[[ TASK INPUT, beginning ]]

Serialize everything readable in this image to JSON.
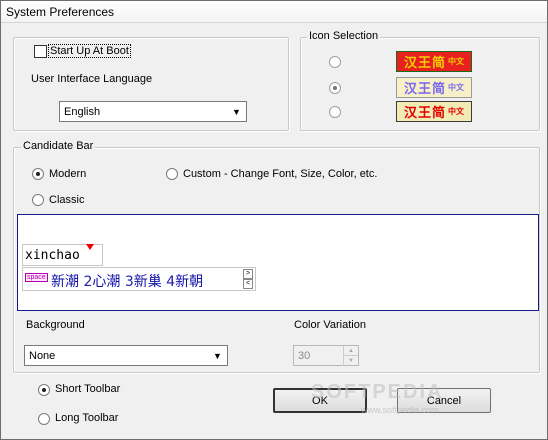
{
  "window": {
    "title": "System Preferences"
  },
  "general": {
    "startup_label": "Start Up At Boot",
    "startup_checked": false,
    "language_label": "User Interface Language",
    "language_value": "English"
  },
  "icon_selection": {
    "legend": "Icon Selection",
    "options": [
      {
        "text": "汉王简",
        "small": "中文",
        "bg": "#e82020",
        "fg": "#f0d000",
        "border": "#1a6a1a",
        "selected": false
      },
      {
        "text": "汉王简",
        "small": "中文",
        "bg": "#f6f0c8",
        "fg": "#7b68ee",
        "border": "#9a9a9a",
        "selected": true
      },
      {
        "text": "汉王简",
        "small": "中文",
        "bg": "#f2ecb4",
        "fg": "#e00000",
        "border": "#3c3c3c",
        "selected": false
      }
    ]
  },
  "candidate_bar": {
    "legend": "Candidate Bar",
    "modern_label": "Modern",
    "custom_label": "Custom - Change Font, Size, Color, etc.",
    "classic_label": "Classic",
    "selected": "modern",
    "preview": {
      "pinyin": "xinchao",
      "space_label": "space",
      "candidates": [
        {
          "num": "",
          "text": "新潮"
        },
        {
          "num": "2",
          "text": "心潮"
        },
        {
          "num": "3",
          "text": "新巢"
        },
        {
          "num": "4",
          "text": "新朝"
        }
      ],
      "next_label": ">",
      "prev_label": "<"
    }
  },
  "background": {
    "label": "Background",
    "value": "None"
  },
  "color_variation": {
    "label": "Color Variation",
    "value": "30"
  },
  "toolbar": {
    "short_label": "Short Toolbar",
    "long_label": "Long Toolbar",
    "selected": "short"
  },
  "buttons": {
    "ok_label": "OK",
    "cancel_label": "Cancel"
  },
  "watermark": {
    "text": "SOFTPEDIA",
    "url": "www.softpedia.com"
  },
  "colors": {
    "window_bg": "#f0f0f0",
    "preview_border": "#1a1a8a"
  }
}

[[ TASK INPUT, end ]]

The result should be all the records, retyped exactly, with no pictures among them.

Serialize everything readable in this image to JSON.
{
  "window": {
    "title": "System Preferences"
  },
  "general": {
    "startup_label": "Start Up At Boot",
    "startup_checked": false,
    "language_label": "User Interface Language",
    "language_value": "English"
  },
  "icon_selection": {
    "legend": "Icon Selection",
    "options": [
      {
        "text": "汉王简",
        "small": "中文",
        "bg": "#e82020",
        "fg": "#f0d000",
        "border": "#1a6a1a",
        "selected": false
      },
      {
        "text": "汉王简",
        "small": "中文",
        "bg": "#f6f0c8",
        "fg": "#7b68ee",
        "border": "#9a9a9a",
        "selected": true
      },
      {
        "text": "汉王简",
        "small": "中文",
        "bg": "#f2ecb4",
        "fg": "#e00000",
        "border": "#3c3c3c",
        "selected": false
      }
    ]
  },
  "candidate_bar": {
    "legend": "Candidate Bar",
    "modern_label": "Modern",
    "custom_label": "Custom - Change Font, Size, Color, etc.",
    "classic_label": "Classic",
    "selected": "modern",
    "preview": {
      "pinyin": "xinchao",
      "space_label": "space",
      "candidates": [
        {
          "num": "",
          "text": "新潮"
        },
        {
          "num": "2",
          "text": "心潮"
        },
        {
          "num": "3",
          "text": "新巢"
        },
        {
          "num": "4",
          "text": "新朝"
        }
      ],
      "next_label": ">",
      "prev_label": "<"
    }
  },
  "background": {
    "label": "Background",
    "value": "None"
  },
  "color_variation": {
    "label": "Color Variation",
    "value": "30"
  },
  "toolbar": {
    "short_label": "Short Toolbar",
    "long_label": "Long Toolbar",
    "selected": "short"
  },
  "buttons": {
    "ok_label": "OK",
    "cancel_label": "Cancel"
  },
  "watermark": {
    "text": "SOFTPEDIA",
    "url": "www.softpedia.com"
  },
  "colors": {
    "window_bg": "#f0f0f0",
    "preview_border": "#1a1a8a"
  }
}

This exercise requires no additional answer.